**Work instruction:** Please set down each line of the data again, unchanged.

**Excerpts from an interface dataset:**
★ ★ ★ ★

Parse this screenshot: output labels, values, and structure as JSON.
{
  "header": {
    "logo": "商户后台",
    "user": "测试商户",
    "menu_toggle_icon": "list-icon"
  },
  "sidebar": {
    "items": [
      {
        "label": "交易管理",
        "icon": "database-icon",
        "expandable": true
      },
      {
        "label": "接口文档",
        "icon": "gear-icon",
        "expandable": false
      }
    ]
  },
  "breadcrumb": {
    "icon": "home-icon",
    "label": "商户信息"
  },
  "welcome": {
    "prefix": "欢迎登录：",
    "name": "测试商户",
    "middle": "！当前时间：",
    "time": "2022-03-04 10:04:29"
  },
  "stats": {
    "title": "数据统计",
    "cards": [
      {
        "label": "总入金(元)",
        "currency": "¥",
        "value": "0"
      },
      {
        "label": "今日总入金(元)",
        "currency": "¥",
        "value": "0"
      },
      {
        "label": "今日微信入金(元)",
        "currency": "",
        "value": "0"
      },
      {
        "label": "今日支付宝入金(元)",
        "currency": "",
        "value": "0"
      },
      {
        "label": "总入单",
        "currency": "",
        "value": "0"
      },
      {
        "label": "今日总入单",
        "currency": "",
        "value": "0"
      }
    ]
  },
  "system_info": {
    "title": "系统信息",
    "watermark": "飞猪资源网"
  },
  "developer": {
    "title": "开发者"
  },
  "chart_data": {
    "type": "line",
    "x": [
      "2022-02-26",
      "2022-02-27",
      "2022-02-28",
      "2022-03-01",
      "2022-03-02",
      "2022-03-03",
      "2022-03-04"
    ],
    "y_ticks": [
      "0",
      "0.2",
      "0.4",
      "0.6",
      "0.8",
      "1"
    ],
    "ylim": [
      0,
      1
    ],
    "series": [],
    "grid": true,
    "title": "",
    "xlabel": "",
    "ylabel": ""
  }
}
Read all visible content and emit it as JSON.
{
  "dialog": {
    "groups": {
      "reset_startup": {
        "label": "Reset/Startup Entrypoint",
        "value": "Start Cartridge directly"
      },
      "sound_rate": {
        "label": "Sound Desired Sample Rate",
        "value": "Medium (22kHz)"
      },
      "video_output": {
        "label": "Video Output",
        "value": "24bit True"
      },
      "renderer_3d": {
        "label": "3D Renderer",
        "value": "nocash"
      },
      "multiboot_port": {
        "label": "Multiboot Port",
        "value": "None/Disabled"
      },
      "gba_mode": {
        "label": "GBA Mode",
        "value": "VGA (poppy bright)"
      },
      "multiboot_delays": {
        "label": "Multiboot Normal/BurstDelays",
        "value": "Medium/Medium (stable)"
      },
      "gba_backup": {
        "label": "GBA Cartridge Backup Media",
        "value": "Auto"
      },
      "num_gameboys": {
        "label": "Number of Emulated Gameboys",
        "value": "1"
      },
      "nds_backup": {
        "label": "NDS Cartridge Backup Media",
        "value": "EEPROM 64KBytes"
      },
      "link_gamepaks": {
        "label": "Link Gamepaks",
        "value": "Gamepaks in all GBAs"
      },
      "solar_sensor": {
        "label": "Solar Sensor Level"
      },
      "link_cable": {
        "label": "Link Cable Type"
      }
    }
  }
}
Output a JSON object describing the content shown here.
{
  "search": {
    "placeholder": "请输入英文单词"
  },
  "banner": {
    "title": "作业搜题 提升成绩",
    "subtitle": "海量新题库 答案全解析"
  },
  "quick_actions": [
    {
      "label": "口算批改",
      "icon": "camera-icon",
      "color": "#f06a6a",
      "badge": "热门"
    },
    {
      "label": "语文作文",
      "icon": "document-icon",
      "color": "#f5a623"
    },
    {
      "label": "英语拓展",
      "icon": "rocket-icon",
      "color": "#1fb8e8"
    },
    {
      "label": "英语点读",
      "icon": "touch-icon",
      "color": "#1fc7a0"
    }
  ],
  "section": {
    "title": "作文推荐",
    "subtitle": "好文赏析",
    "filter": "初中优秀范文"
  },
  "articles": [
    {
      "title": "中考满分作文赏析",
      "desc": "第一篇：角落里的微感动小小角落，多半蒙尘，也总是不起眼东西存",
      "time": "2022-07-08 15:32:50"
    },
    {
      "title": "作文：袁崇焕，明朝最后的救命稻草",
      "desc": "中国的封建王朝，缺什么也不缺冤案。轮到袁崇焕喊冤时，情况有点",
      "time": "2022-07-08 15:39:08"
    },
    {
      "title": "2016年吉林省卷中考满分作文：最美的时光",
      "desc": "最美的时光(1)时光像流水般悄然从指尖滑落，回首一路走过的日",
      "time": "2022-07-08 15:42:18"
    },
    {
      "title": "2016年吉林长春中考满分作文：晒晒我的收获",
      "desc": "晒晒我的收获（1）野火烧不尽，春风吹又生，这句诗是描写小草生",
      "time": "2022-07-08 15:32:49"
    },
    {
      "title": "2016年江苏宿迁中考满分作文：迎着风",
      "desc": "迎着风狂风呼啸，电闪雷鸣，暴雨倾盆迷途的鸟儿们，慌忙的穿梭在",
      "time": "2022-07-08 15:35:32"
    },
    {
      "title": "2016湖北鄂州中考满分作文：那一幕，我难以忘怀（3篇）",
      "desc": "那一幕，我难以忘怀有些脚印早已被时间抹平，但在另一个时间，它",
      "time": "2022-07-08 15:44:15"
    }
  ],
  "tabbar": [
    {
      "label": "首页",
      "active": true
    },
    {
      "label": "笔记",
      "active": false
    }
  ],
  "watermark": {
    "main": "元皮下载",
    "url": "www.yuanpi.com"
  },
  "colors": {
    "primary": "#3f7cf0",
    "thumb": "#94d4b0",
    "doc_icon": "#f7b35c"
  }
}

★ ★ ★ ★

**Exercise solution:**
Parse this screenshot: output labels, values, and structure as JSON.
{
  "header": {
    "logo": "商户后台",
    "user": "测试商户",
    "menu_toggle_icon": "list-icon"
  },
  "sidebar": {
    "items": [
      {
        "label": "交易管理",
        "icon": "database-icon",
        "expandable": true
      },
      {
        "label": "接口文档",
        "icon": "gear-icon",
        "expandable": false
      }
    ]
  },
  "breadcrumb": {
    "icon": "home-icon",
    "label": "商户信息"
  },
  "welcome": {
    "prefix": "欢迎登录：",
    "name": "测试商户",
    "middle": "！当前时间：",
    "time": "2022-03-04 10:04:29"
  },
  "stats": {
    "title": "数据统计",
    "cards": [
      {
        "label": "总入金(元)",
        "currency": "¥",
        "value": "0"
      },
      {
        "label": "今日总入金(元)",
        "currency": "¥",
        "value": "0"
      },
      {
        "label": "今日微信入金(元)",
        "currency": "",
        "value": "0"
      },
      {
        "label": "今日支付宝入金(元)",
        "currency": "",
        "value": "0"
      },
      {
        "label": "总入单",
        "currency": "",
        "value": "0"
      },
      {
        "label": "今日总入单",
        "currency": "",
        "value": "0"
      }
    ]
  },
  "system_info": {
    "title": "系统信息",
    "watermark": "飞猪资源网"
  },
  "developer": {
    "title": "开发者"
  },
  "chart_data": {
    "type": "line",
    "x": [
      "2022-02-26",
      "2022-02-27",
      "2022-02-28",
      "2022-03-01",
      "2022-03-02",
      "2022-03-03",
      "2022-03-04"
    ],
    "y_ticks": [
      "0",
      "0.2",
      "0.4",
      "0.6",
      "0.8",
      "1"
    ],
    "ylim": [
      0,
      1
    ],
    "series": [],
    "grid": true,
    "title": "",
    "xlabel": "",
    "ylabel": ""
  }
}
Read all visible content and emit it as JSON.
{
  "dialog": {
    "groups": {
      "reset_startup": {
        "label": "Reset/Startup Entrypoint",
        "value": "Start Cartridge directly"
      },
      "sound_rate": {
        "label": "Sound Desired Sample Rate",
        "value": "Medium (22kHz)"
      },
      "video_output": {
        "label": "Video Output",
        "value": "24bit True"
      },
      "renderer_3d": {
        "label": "3D Renderer",
        "value": "nocash"
      },
      "multiboot_port": {
        "label": "Multiboot Port",
        "value": "None/Disabled"
      },
      "gba_mode": {
        "label": "GBA Mode",
        "value": "VGA (poppy bright)"
      },
      "multiboot_delays": {
        "label": "Multiboot Normal/BurstDelays",
        "value": "Medium/Medium (stable)"
      },
      "gba_backup": {
        "label": "GBA Cartridge Backup Media",
        "value": "Auto"
      },
      "num_gameboys": {
        "label": "Number of Emulated Gameboys",
        "value": "1"
      },
      "nds_backup": {
        "label": "NDS Cartridge Backup Media",
        "value": "EEPROM 64KBytes"
      },
      "link_gamepaks": {
        "label": "Link Gamepaks",
        "value": "Gamepaks in all GBAs"
      },
      "solar_sensor": {
        "label": "Solar Sensor Level"
      },
      "link_cable": {
        "label": "Link Cable Type"
      }
    }
  }
}
Output a JSON object describing the content shown here.
{
  "search": {
    "placeholder": "请输入英文单词"
  },
  "banner": {
    "title": "作业搜题 提升成绩",
    "subtitle": "海量新题库 答案全解析"
  },
  "quick_actions": [
    {
      "label": "口算批改",
      "icon": "camera-icon",
      "color": "#f06a6a",
      "badge": "热门"
    },
    {
      "label": "语文作文",
      "icon": "document-icon",
      "color": "#f5a623"
    },
    {
      "label": "英语拓展",
      "icon": "rocket-icon",
      "color": "#1fb8e8"
    },
    {
      "label": "英语点读",
      "icon": "touch-icon",
      "color": "#1fc7a0"
    }
  ],
  "section": {
    "title": "作文推荐",
    "subtitle": "好文赏析",
    "filter": "初中优秀范文"
  },
  "articles": [
    {
      "title": "中考满分作文赏析",
      "desc": "第一篇：角落里的微感动小小角落，多半蒙尘，也总是不起眼东西存",
      "time": "2022-07-08 15:32:50"
    },
    {
      "title": "作文：袁崇焕，明朝最后的救命稻草",
      "desc": "中国的封建王朝，缺什么也不缺冤案。轮到袁崇焕喊冤时，情况有点",
      "time": "2022-07-08 15:39:08"
    },
    {
      "title": "2016年吉林省卷中考满分作文：最美的时光",
      "desc": "最美的时光(1)时光像流水般悄然从指尖滑落，回首一路走过的日",
      "time": "2022-07-08 15:42:18"
    },
    {
      "title": "2016年吉林长春中考满分作文：晒晒我的收获",
      "desc": "晒晒我的收获（1）野火烧不尽，春风吹又生，这句诗是描写小草生",
      "time": "2022-07-08 15:32:49"
    },
    {
      "title": "2016年江苏宿迁中考满分作文：迎着风",
      "desc": "迎着风狂风呼啸，电闪雷鸣，暴雨倾盆迷途的鸟儿们，慌忙的穿梭在",
      "time": "2022-07-08 15:35:32"
    },
    {
      "title": "2016湖北鄂州中考满分作文：那一幕，我难以忘怀（3篇）",
      "desc": "那一幕，我难以忘怀有些脚印早已被时间抹平，但在另一个时间，它",
      "time": "2022-07-08 15:44:15"
    }
  ],
  "tabbar": [
    {
      "label": "首页",
      "active": true
    },
    {
      "label": "笔记",
      "active": false
    }
  ],
  "watermark": {
    "main": "元皮下载",
    "url": "www.yuanpi.com"
  },
  "colors": {
    "primary": "#3f7cf0",
    "thumb": "#94d4b0",
    "doc_icon": "#f7b35c"
  }
}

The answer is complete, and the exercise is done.